Who Is a candidate for Prolotherapy Treatment?

The guidelines for determining who is a candidate for Prolotherapy were published in 1956 in the first physician textbook on the subject. The authors in that text write,

“Criteria for Injection Therapy in New Patients

  1. Appropriate medical problem
  2. Desire for recovery
  3. No underlying medical conditions that would significantly interfere with healing
  4. Ability and willingness to follow instructions
  5. Willingness to report progress
  6. Willingness to receive painful injections in an effort to recover from injury."

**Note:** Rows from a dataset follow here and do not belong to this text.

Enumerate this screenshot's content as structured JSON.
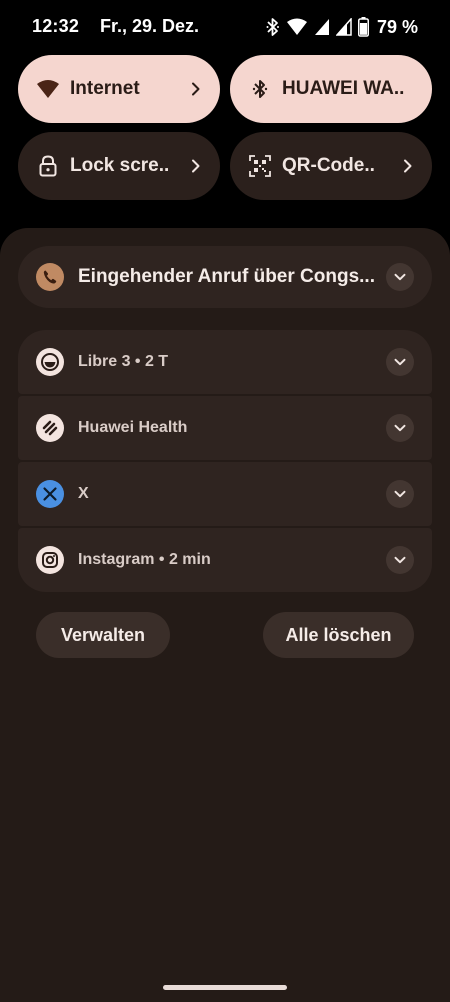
{
  "status_bar": {
    "time": "12:32",
    "date": "Fr., 29. Dez.",
    "battery": "79 %",
    "icons": [
      "bluetooth-icon",
      "wifi-icon",
      "signal-icon",
      "signal-icon",
      "battery-icon"
    ]
  },
  "quick_settings": {
    "tiles": [
      {
        "label": "Internet",
        "icon": "wifi-icon",
        "active": true,
        "has_chevron": true
      },
      {
        "label": "HUAWEI WA..",
        "icon": "bluetooth-icon",
        "active": true,
        "has_chevron": false
      },
      {
        "label": "Lock scre..",
        "icon": "lock-icon",
        "active": false,
        "has_chevron": true
      },
      {
        "label": "QR-Code..",
        "icon": "qr-code-icon",
        "active": false,
        "has_chevron": true
      }
    ]
  },
  "notifications": {
    "call": {
      "text": "Eingehender Anruf über Congs...",
      "icon": "phone-icon"
    },
    "items": [
      {
        "text": "Libre 3 • 2 T",
        "icon": "libre-icon"
      },
      {
        "text": "Huawei Health",
        "icon": "huawei-health-icon"
      },
      {
        "text": "X",
        "icon": "x-logo-icon"
      },
      {
        "text": "Instagram • 2 min",
        "icon": "instagram-icon"
      }
    ]
  },
  "actions": {
    "manage": "Verwalten",
    "clear_all": "Alle löschen"
  },
  "colors": {
    "tile_active": "#f5d6cf",
    "tile_inactive": "#2b201c",
    "shade_background": "#241b17",
    "card_background": "#2f2420",
    "call_icon_bg": "#c08a63",
    "x_icon_bg": "#4a90e2"
  }
}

These criteria still hold true today. Age is not a factor as long as the individual is healthy, and fits the other criteria. It also does not matter how long the person has been in pain, or how long ago he/she was injured, as long as the person is in good general health.[1]


Prolotherapy Treatment Algorithm

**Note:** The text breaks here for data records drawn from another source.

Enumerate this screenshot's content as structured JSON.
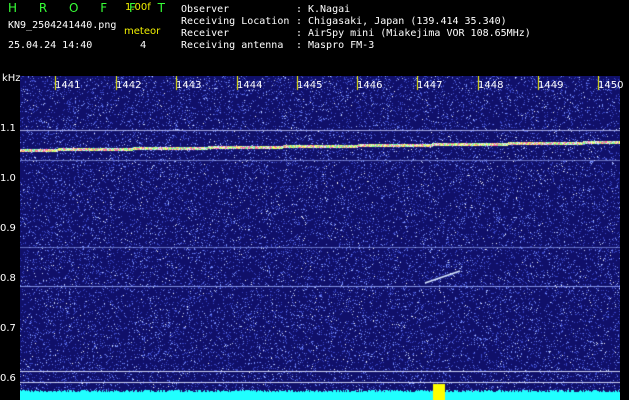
{
  "app": {
    "brand": "H R O F F T",
    "version": "1.00f",
    "file_name": "KN9_2504241440.png",
    "timestamp": "25.04.24 14:40",
    "mode_label": "meteor",
    "mode_value": "4"
  },
  "info": [
    {
      "key": "Observer",
      "value": "K.Nagai"
    },
    {
      "key": "Receiving Location",
      "value": "Chigasaki, Japan (139.414 35.340)"
    },
    {
      "key": "Receiver",
      "value": "AirSpy mini (Miakejima VOR 108.65MHz)"
    },
    {
      "key": "Receiving antenna",
      "value": "Maspro FM-3"
    }
  ],
  "spectrogram": {
    "y_unit": "kHz",
    "y_ticks": [
      "1.1",
      "1.0",
      "0.9",
      "0.8",
      "0.7",
      "0.6"
    ],
    "x_ticks": [
      "1441",
      "1442",
      "1443",
      "1444",
      "1445",
      "1446",
      "1447",
      "1448",
      "1449",
      "1450"
    ],
    "colors": {
      "background": "#10106a",
      "noise": "#7890ff",
      "carrier": "#ffff66",
      "baseline": "#20ffff",
      "marker": "#ffff00"
    }
  }
}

The decision of which formula to use must be evaluated on a case-by-case basis, considering the problem to be addressed, the particular injury site, and the person’s medical history. Only after a thorough evaluation by a physician trained in these techniques, and an extensive discussion of a patient’s needs and expectations, can the best decision be made to determine the optimal course of treatment. To get an idea of how a treatment plan is mapped out, see below: Prolotherapy treatment algorithm (an “algorithm” is commonly used in medicine as a tool in problem-solving and creating a treatment plan).

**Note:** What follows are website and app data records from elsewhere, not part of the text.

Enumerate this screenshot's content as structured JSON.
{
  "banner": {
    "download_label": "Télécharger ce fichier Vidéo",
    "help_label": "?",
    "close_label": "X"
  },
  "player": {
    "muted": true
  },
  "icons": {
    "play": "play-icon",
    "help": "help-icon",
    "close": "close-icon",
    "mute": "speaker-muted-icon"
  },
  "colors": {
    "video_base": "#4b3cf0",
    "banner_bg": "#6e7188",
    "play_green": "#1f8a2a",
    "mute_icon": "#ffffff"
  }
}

Image of a typical prolotherapy treatment algorithm


[1] Hackett GS. Ligament and Tendon Relaxation Treated by Prolotherapy, 1st ed. Charles C. Thomas Publishers, Springfield, Illinois, 1956.